Students enrolled in the School of Arts and Sciences can see advisers in any of the four advising centers spread throughout the Rutgers–New Brunswick campuses. So there’s one nearby whatever campus you attend classes or live on. Make an appointment.
School of Environmental and Biological Sciences advisers clarify policies, help you consider major and minor courses of study, and alert you to certificate, study abroad, and other opportunities. First-year students are assigned advisers and strongly encouraged to meet with that adviser throughout the academic year.
Rutgers School of Nursing students can find contact information and help with everything from registration and course progression to clinical requirements and prerequisites.
Located in William Levine Hall on the Busch Campus, the office is the place for all pharmacy school students to get help with everything from orientation to scheduling classes to charting life after graduation.
With specialized advisers for first-year students, sophomores, juniors, seniors, and transfer students, the office can help with everything from planning to class scheduling to graduation requirements.
School of Communication and Information student services can answer general questions about programs, admissions, degree requirements, and much more. Faculty in your degree program can help you chart your plan of study and consider career goals.
Also known as “B100” after its room number in the main Engineering Building on the Busch Campus, the office helps everyone from interested high schoolers through those exploring postcollege paths. Got a question? Don’t hesitate to stop by.
Support for Non-Native English Speakers
Navigating Rutgers can be even more of a challenge if English is not your first language. International students can get support and brush up their language skills through the Program in American Language Studies.
In a tough class or need help sharpening skills or deepening understanding? Take advantage of learning centers and other services that can help keep you sailing smoothly through your coursework.
Rutgers' research librarians have a wide range of expertise across disciplines and can help you with sources, methods, tips, and techniques that will help make your research experience productive and fun. They provide walk-in assistance, individual research consultations by appointment, and assistance by telephone, by a regularly scheduled chat service, and through the Ask a Librarian email service.

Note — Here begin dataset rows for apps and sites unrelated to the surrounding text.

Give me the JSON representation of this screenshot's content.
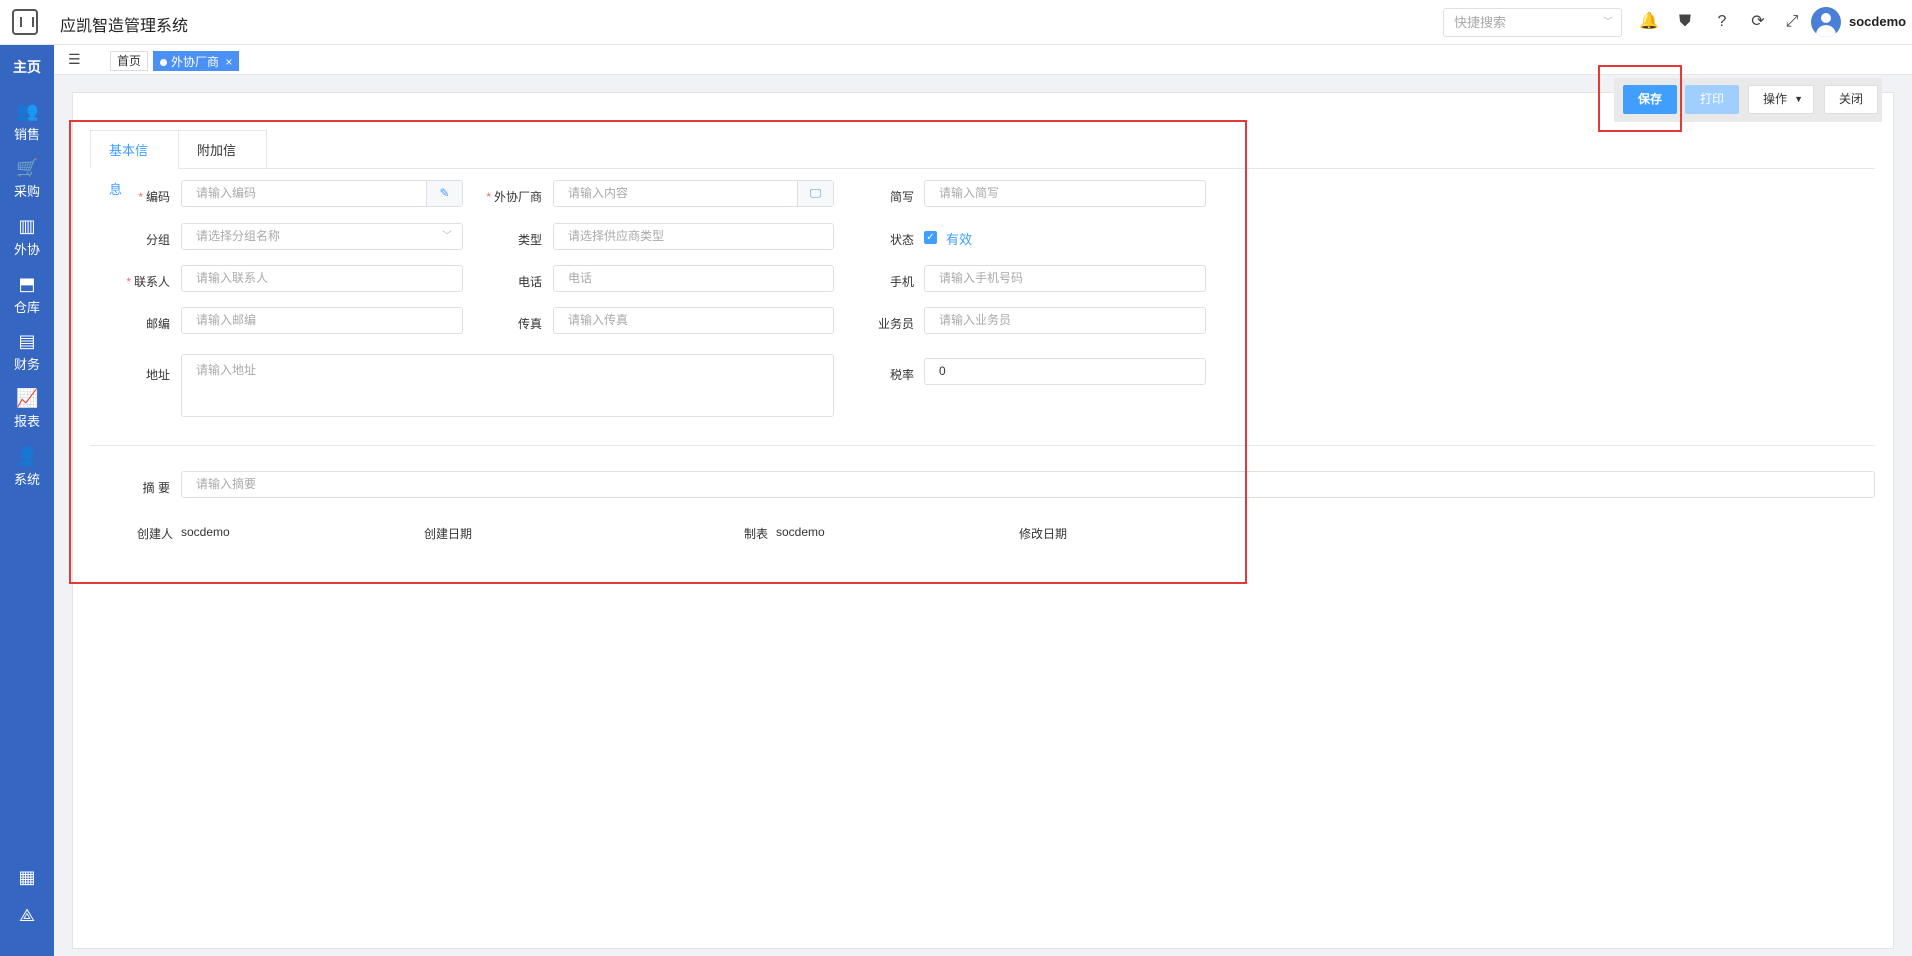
{
  "app": {
    "title": "应凯智造管理系统",
    "user": "socdemo"
  },
  "topbar": {
    "search_placeholder": "快捷搜索"
  },
  "sidebar": {
    "home": "主页",
    "items": [
      {
        "label": "销售",
        "icon": "users-icon"
      },
      {
        "label": "采购",
        "icon": "cart-icon"
      },
      {
        "label": "外协",
        "icon": "factory-icon"
      },
      {
        "label": "仓库",
        "icon": "warehouse-icon"
      },
      {
        "label": "财务",
        "icon": "finance-icon"
      },
      {
        "label": "报表",
        "icon": "chart-icon"
      },
      {
        "label": "系统",
        "icon": "user-icon"
      }
    ]
  },
  "tabs": {
    "home": "首页",
    "active": "外协厂商",
    "close": "×"
  },
  "toolbar": {
    "save": "保存",
    "print": "打印",
    "operate": "操作",
    "close": "关闭"
  },
  "form": {
    "tabs": [
      "基本信息",
      "附加信息"
    ],
    "fields": {
      "code": {
        "label": "编码",
        "placeholder": "请输入编码"
      },
      "vendor": {
        "label": "外协厂商",
        "placeholder": "请输入内容"
      },
      "abbr": {
        "label": "简写",
        "placeholder": "请输入简写"
      },
      "group": {
        "label": "分组",
        "placeholder": "请选择分组名称"
      },
      "type": {
        "label": "类型",
        "placeholder": "请选择供应商类型"
      },
      "status": {
        "label": "状态",
        "value": "有效"
      },
      "contact": {
        "label": "联系人",
        "placeholder": "请输入联系人"
      },
      "phone": {
        "label": "电话",
        "placeholder": "电话"
      },
      "mobile": {
        "label": "手机",
        "placeholder": "请输入手机号码"
      },
      "zip": {
        "label": "邮编",
        "placeholder": "请输入邮编"
      },
      "fax": {
        "label": "传真",
        "placeholder": "请输入传真"
      },
      "salesman": {
        "label": "业务员",
        "placeholder": "请输入业务员"
      },
      "address": {
        "label": "地址",
        "placeholder": "请输入地址"
      },
      "tax": {
        "label": "税率",
        "value": "0"
      },
      "summary": {
        "label": "摘 要",
        "placeholder": "请输入摘要"
      }
    },
    "meta": {
      "creator_label": "创建人",
      "creator": "socdemo",
      "created_label": "创建日期",
      "maker_label": "制表",
      "maker": "socdemo",
      "modified_label": "修改日期"
    }
  }
}
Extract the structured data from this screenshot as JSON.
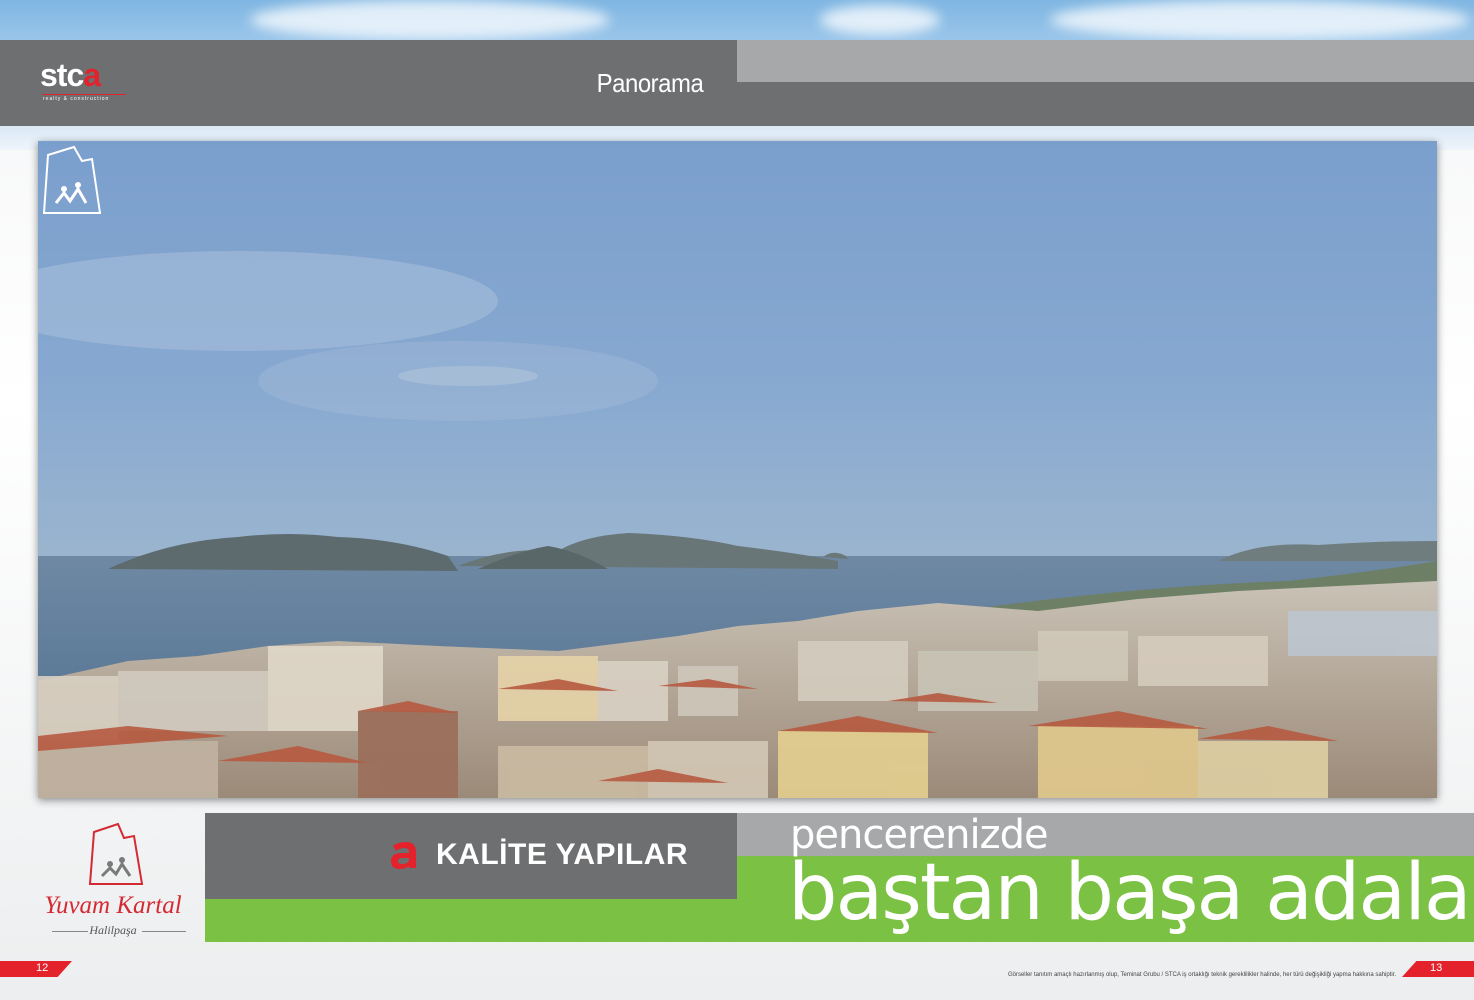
{
  "header": {
    "logo_text_main": "stc",
    "logo_text_accent": "a",
    "logo_tagline": "realty & construction",
    "title": "Panorama"
  },
  "footer": {
    "brand_name": "Yuvam Kartal",
    "brand_sub": "Halilpaşa",
    "kalite_text": "KALİTE YAPILAR",
    "headline_small": "pencerenizde",
    "headline_large": "baştan başa adalar",
    "page_left": "12",
    "page_right": "13",
    "disclaimer": "Görseller tanıtım amaçlı hazırlanmış olup, Teminat Grubu / STCA iş ortaklığı teknik gereklilikler halinde, her türü değişikliği yapma hakkına sahiptir."
  },
  "colors": {
    "header_grey": "#6e6f71",
    "light_grey": "#a7a8aa",
    "accent_green": "#7bc143",
    "accent_red": "#e3222b"
  }
}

Support in the Sciences
Rutgers’ writing centers provide tutoring for students enrolled in Writing Program classes. Tutors help students strengthen their reading and writing skills by asking them to practice under the supervision of a more experienced writer, who acts as a coach rather than an editor.
Students are tutored in the full range of expository writing:
- basic composition
- advanced research
- business and scientific writing courses
Rutgers–New Brunswick’s four learning centers help students develop the skills and approaches to succeed in their coursework. Services include academic coaching, study groups, peer tutoring, skills workshops, and technology-based learning programs.
Help for Nontraditional Students
If you're on a path other than the usual high school-to-college track, specialized academic support is available through the University College Community, the School of Arts and Sciences Office of Academic Services, and Office of Veteran and Military Programs and Services.
The Math and Science Learning Center provides formal and informal course support, course materials on reserve, a biology study room with microscopes, a computer lab, review sessions, and tutoring.
Online Tools for Coursework Help
In addition to forming peer study groups, students can download and listen to course materials, lectures, seminars, and more on Rutgers on iTunes, watch tutorials and presentations archived on the RU-tv website, and make use of the Ask a Librarian email service and instant messaging.
Log in to Sakai, an online Rutgers community platform for discussions with course professors and classmates.
Vying for nationally competitive fellowships such as the Fulbright, Goldwater, and Gates Cambridge is a demanding and exacting experience. The Office of Distinguished Fellowships offers intensive one-on-one guidance to students in all stages of the application and competition process.